Please return every record exactly as it appears.

_SOURCE MATERIAL_

+---+

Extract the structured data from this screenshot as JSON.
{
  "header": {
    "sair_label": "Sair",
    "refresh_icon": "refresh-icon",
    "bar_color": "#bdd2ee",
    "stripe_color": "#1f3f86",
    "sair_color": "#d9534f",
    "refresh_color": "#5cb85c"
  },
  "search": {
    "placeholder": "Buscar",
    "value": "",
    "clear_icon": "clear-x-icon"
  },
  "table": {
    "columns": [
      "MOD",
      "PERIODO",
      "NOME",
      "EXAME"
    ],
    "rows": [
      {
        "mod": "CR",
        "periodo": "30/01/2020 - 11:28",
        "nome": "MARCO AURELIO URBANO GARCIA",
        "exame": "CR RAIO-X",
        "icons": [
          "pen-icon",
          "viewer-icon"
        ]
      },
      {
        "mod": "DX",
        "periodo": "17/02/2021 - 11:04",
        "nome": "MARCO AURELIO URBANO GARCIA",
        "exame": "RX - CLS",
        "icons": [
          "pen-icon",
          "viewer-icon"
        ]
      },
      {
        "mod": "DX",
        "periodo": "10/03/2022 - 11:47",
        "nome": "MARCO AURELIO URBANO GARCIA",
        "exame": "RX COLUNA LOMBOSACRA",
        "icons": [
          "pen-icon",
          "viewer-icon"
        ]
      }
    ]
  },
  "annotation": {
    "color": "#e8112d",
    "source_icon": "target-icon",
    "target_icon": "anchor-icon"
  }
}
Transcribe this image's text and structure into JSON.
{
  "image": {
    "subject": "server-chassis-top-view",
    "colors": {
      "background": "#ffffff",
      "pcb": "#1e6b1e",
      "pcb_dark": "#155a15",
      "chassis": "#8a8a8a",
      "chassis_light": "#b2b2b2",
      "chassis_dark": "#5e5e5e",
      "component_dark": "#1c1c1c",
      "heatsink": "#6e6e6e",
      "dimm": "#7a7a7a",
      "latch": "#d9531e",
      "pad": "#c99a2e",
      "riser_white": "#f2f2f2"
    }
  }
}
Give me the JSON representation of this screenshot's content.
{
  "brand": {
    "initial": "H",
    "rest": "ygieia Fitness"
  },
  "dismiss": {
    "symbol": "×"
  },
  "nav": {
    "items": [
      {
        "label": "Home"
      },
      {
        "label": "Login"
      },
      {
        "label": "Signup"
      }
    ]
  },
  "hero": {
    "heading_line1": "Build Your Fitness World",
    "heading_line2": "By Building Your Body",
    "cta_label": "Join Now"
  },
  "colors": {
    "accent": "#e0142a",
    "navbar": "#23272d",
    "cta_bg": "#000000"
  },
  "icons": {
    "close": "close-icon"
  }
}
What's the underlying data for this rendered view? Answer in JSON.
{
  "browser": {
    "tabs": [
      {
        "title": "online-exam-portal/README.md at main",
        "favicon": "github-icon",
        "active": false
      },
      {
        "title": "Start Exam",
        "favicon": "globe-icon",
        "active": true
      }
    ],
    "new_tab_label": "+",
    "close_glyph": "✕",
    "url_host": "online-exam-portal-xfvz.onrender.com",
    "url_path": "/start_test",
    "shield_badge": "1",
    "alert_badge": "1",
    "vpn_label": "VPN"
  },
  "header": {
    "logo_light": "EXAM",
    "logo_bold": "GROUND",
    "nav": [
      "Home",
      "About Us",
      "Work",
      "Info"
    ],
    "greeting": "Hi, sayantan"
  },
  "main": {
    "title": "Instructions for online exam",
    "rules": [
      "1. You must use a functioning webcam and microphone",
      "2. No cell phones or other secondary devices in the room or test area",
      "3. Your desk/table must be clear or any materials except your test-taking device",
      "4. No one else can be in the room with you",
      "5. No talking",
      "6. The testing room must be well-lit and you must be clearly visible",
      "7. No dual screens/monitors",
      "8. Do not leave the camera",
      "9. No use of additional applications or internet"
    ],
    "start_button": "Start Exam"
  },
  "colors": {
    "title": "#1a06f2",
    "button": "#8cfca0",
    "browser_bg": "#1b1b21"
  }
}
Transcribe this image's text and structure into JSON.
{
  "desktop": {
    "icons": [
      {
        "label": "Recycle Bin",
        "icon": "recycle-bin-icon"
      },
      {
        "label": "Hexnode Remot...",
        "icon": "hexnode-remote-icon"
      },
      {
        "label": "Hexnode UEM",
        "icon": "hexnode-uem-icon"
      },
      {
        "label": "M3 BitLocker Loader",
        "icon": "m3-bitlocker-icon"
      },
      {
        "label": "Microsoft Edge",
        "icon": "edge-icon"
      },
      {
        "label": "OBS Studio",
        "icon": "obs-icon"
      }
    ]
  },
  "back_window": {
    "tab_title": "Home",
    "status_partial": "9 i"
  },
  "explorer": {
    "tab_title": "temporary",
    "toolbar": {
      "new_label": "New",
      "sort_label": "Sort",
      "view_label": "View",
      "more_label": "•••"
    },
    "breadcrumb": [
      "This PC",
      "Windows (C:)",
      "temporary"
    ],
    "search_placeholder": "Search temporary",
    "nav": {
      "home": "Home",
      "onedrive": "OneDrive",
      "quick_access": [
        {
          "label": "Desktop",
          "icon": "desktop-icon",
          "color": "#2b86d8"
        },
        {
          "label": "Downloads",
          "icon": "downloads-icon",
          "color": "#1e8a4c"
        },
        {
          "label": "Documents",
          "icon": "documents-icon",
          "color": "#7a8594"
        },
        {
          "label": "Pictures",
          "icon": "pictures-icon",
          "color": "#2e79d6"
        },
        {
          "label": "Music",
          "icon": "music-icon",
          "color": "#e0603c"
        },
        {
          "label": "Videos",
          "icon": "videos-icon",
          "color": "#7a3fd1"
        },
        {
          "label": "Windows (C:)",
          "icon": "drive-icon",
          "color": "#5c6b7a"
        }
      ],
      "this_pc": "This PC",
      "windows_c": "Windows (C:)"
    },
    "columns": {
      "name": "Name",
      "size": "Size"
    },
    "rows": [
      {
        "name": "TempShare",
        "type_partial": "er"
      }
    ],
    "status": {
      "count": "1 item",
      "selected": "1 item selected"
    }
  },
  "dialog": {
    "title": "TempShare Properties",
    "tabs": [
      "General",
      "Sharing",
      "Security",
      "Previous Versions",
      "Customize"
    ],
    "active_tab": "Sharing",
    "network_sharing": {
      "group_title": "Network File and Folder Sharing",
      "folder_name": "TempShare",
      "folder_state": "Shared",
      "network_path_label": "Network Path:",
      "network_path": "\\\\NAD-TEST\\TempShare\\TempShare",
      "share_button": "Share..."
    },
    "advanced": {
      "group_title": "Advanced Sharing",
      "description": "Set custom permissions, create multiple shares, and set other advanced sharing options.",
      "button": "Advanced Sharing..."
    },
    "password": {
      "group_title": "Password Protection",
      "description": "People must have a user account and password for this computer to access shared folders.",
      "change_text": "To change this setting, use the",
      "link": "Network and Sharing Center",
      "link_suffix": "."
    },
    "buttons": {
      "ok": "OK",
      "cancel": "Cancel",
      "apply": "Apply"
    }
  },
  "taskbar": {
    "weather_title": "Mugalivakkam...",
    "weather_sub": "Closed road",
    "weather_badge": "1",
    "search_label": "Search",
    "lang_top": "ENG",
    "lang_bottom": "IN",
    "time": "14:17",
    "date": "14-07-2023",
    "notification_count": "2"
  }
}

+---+

_REPLY TO THE EXERCISE_
Extract the structured data from this screenshot as JSON.
{
  "header": {
    "sair_label": "Sair",
    "refresh_icon": "refresh-icon",
    "bar_color": "#bdd2ee",
    "stripe_color": "#1f3f86",
    "sair_color": "#d9534f",
    "refresh_color": "#5cb85c"
  },
  "search": {
    "placeholder": "Buscar",
    "value": "",
    "clear_icon": "clear-x-icon"
  },
  "table": {
    "columns": [
      "MOD",
      "PERIODO",
      "NOME",
      "EXAME"
    ],
    "rows": [
      {
        "mod": "CR",
        "periodo": "30/01/2020 - 11:28",
        "nome": "MARCO AURELIO URBANO GARCIA",
        "exame": "CR RAIO-X",
        "icons": [
          "pen-icon",
          "viewer-icon"
        ]
      },
      {
        "mod": "DX",
        "periodo": "17/02/2021 - 11:04",
        "nome": "MARCO AURELIO URBANO GARCIA",
        "exame": "RX - CLS",
        "icons": [
          "pen-icon",
          "viewer-icon"
        ]
      },
      {
        "mod": "DX",
        "periodo": "10/03/2022 - 11:47",
        "nome": "MARCO AURELIO URBANO GARCIA",
        "exame": "RX COLUNA LOMBOSACRA",
        "icons": [
          "pen-icon",
          "viewer-icon"
        ]
      }
    ]
  },
  "annotation": {
    "color": "#e8112d",
    "source_icon": "target-icon",
    "target_icon": "anchor-icon"
  }
}
Transcribe this image's text and structure into JSON.
{
  "image": {
    "subject": "server-chassis-top-view",
    "colors": {
      "background": "#ffffff",
      "pcb": "#1e6b1e",
      "pcb_dark": "#155a15",
      "chassis": "#8a8a8a",
      "chassis_light": "#b2b2b2",
      "chassis_dark": "#5e5e5e",
      "component_dark": "#1c1c1c",
      "heatsink": "#6e6e6e",
      "dimm": "#7a7a7a",
      "latch": "#d9531e",
      "pad": "#c99a2e",
      "riser_white": "#f2f2f2"
    }
  }
}
Give me the JSON representation of this screenshot's content.
{
  "brand": {
    "initial": "H",
    "rest": "ygieia Fitness"
  },
  "dismiss": {
    "symbol": "×"
  },
  "nav": {
    "items": [
      {
        "label": "Home"
      },
      {
        "label": "Login"
      },
      {
        "label": "Signup"
      }
    ]
  },
  "hero": {
    "heading_line1": "Build Your Fitness World",
    "heading_line2": "By Building Your Body",
    "cta_label": "Join Now"
  },
  "colors": {
    "accent": "#e0142a",
    "navbar": "#23272d",
    "cta_bg": "#000000"
  },
  "icons": {
    "close": "close-icon"
  }
}
What's the underlying data for this rendered view? Answer in JSON.
{
  "browser": {
    "tabs": [
      {
        "title": "online-exam-portal/README.md at main",
        "favicon": "github-icon",
        "active": false
      },
      {
        "title": "Start Exam",
        "favicon": "globe-icon",
        "active": true
      }
    ],
    "new_tab_label": "+",
    "close_glyph": "✕",
    "url_host": "online-exam-portal-xfvz.onrender.com",
    "url_path": "/start_test",
    "shield_badge": "1",
    "alert_badge": "1",
    "vpn_label": "VPN"
  },
  "header": {
    "logo_light": "EXAM",
    "logo_bold": "GROUND",
    "nav": [
      "Home",
      "About Us",
      "Work",
      "Info"
    ],
    "greeting": "Hi, sayantan"
  },
  "main": {
    "title": "Instructions for online exam",
    "rules": [
      "1. You must use a functioning webcam and microphone",
      "2. No cell phones or other secondary devices in the room or test area",
      "3. Your desk/table must be clear or any materials except your test-taking device",
      "4. No one else can be in the room with you",
      "5. No talking",
      "6. The testing room must be well-lit and you must be clearly visible",
      "7. No dual screens/monitors",
      "8. Do not leave the camera",
      "9. No use of additional applications or internet"
    ],
    "start_button": "Start Exam"
  },
  "colors": {
    "title": "#1a06f2",
    "button": "#8cfca0",
    "browser_bg": "#1b1b21"
  }
}
Transcribe this image's text and structure into JSON.
{
  "desktop": {
    "icons": [
      {
        "label": "Recycle Bin",
        "icon": "recycle-bin-icon"
      },
      {
        "label": "Hexnode Remot...",
        "icon": "hexnode-remote-icon"
      },
      {
        "label": "Hexnode UEM",
        "icon": "hexnode-uem-icon"
      },
      {
        "label": "M3 BitLocker Loader",
        "icon": "m3-bitlocker-icon"
      },
      {
        "label": "Microsoft Edge",
        "icon": "edge-icon"
      },
      {
        "label": "OBS Studio",
        "icon": "obs-icon"
      }
    ]
  },
  "back_window": {
    "tab_title": "Home",
    "status_partial": "9 i"
  },
  "explorer": {
    "tab_title": "temporary",
    "toolbar": {
      "new_label": "New",
      "sort_label": "Sort",
      "view_label": "View",
      "more_label": "•••"
    },
    "breadcrumb": [
      "This PC",
      "Windows (C:)",
      "temporary"
    ],
    "search_placeholder": "Search temporary",
    "nav": {
      "home": "Home",
      "onedrive": "OneDrive",
      "quick_access": [
        {
          "label": "Desktop",
          "icon": "desktop-icon",
          "color": "#2b86d8"
        },
        {
          "label": "Downloads",
          "icon": "downloads-icon",
          "color": "#1e8a4c"
        },
        {
          "label": "Documents",
          "icon": "documents-icon",
          "color": "#7a8594"
        },
        {
          "label": "Pictures",
          "icon": "pictures-icon",
          "color": "#2e79d6"
        },
        {
          "label": "Music",
          "icon": "music-icon",
          "color": "#e0603c"
        },
        {
          "label": "Videos",
          "icon": "videos-icon",
          "color": "#7a3fd1"
        },
        {
          "label": "Windows (C:)",
          "icon": "drive-icon",
          "color": "#5c6b7a"
        }
      ],
      "this_pc": "This PC",
      "windows_c": "Windows (C:)"
    },
    "columns": {
      "name": "Name",
      "size": "Size"
    },
    "rows": [
      {
        "name": "TempShare",
        "type_partial": "er"
      }
    ],
    "status": {
      "count": "1 item",
      "selected": "1 item selected"
    }
  },
  "dialog": {
    "title": "TempShare Properties",
    "tabs": [
      "General",
      "Sharing",
      "Security",
      "Previous Versions",
      "Customize"
    ],
    "active_tab": "Sharing",
    "network_sharing": {
      "group_title": "Network File and Folder Sharing",
      "folder_name": "TempShare",
      "folder_state": "Shared",
      "network_path_label": "Network Path:",
      "network_path": "\\\\NAD-TEST\\TempShare\\TempShare",
      "share_button": "Share..."
    },
    "advanced": {
      "group_title": "Advanced Sharing",
      "description": "Set custom permissions, create multiple shares, and set other advanced sharing options.",
      "button": "Advanced Sharing..."
    },
    "password": {
      "group_title": "Password Protection",
      "description": "People must have a user account and password for this computer to access shared folders.",
      "change_text": "To change this setting, use the",
      "link": "Network and Sharing Center",
      "link_suffix": "."
    },
    "buttons": {
      "ok": "OK",
      "cancel": "Cancel",
      "apply": "Apply"
    }
  },
  "taskbar": {
    "weather_title": "Mugalivakkam...",
    "weather_sub": "Closed road",
    "weather_badge": "1",
    "search_label": "Search",
    "lang_top": "ENG",
    "lang_bottom": "IN",
    "time": "14:17",
    "date": "14-07-2023",
    "notification_count": "2"
  }
}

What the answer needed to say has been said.